TASK OBJECTIVE: Your answer should consist of every line in the records that holds "manager".

◆ ◆ ◆ ◆ ◆

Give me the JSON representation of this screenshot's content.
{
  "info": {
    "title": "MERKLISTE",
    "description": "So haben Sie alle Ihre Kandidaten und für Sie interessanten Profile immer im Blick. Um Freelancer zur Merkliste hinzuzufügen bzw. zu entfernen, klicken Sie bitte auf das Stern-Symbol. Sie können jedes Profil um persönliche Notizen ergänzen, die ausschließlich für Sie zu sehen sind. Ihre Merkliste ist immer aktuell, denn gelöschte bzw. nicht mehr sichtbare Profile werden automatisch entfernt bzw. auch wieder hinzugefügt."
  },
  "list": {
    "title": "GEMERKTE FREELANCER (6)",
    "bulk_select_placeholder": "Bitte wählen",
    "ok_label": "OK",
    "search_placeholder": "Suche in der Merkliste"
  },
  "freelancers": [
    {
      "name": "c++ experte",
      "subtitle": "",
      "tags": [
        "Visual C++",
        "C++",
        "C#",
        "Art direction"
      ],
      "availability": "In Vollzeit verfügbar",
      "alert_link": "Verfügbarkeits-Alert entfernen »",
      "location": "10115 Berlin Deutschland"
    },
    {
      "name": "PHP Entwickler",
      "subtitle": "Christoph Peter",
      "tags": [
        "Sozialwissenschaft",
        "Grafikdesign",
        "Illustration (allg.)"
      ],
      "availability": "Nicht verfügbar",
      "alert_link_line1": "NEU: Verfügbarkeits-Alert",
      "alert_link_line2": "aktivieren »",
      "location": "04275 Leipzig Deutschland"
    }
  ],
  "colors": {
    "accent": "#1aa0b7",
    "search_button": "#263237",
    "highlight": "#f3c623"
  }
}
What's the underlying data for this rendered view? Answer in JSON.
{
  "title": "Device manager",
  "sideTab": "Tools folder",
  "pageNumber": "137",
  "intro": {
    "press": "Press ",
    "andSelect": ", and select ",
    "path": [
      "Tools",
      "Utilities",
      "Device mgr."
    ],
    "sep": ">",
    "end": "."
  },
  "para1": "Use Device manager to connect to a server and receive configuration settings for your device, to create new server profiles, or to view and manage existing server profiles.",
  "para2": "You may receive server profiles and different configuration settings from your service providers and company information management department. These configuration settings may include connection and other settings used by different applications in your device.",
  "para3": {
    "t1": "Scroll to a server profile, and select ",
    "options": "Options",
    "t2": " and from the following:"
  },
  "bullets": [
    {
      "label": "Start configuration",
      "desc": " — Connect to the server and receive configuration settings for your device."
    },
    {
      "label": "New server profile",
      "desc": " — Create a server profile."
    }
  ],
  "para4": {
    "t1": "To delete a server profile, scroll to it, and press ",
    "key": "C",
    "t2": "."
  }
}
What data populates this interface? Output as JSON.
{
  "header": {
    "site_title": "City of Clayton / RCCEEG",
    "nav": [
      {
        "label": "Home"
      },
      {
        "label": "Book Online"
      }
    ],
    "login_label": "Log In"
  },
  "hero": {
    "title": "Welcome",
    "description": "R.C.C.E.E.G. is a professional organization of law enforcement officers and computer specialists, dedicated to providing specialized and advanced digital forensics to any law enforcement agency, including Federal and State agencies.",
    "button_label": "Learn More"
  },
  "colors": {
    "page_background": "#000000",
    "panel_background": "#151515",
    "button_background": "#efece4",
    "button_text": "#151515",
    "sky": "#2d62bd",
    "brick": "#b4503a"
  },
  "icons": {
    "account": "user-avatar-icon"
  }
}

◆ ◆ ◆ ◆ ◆

EXERCISE OUTPUT:
  "title": "Device manager",
  "para1": "Use Device manager to connect to a server and receive configuration settings for your device, to create new server profiles, or to view and manage existing server profiles.",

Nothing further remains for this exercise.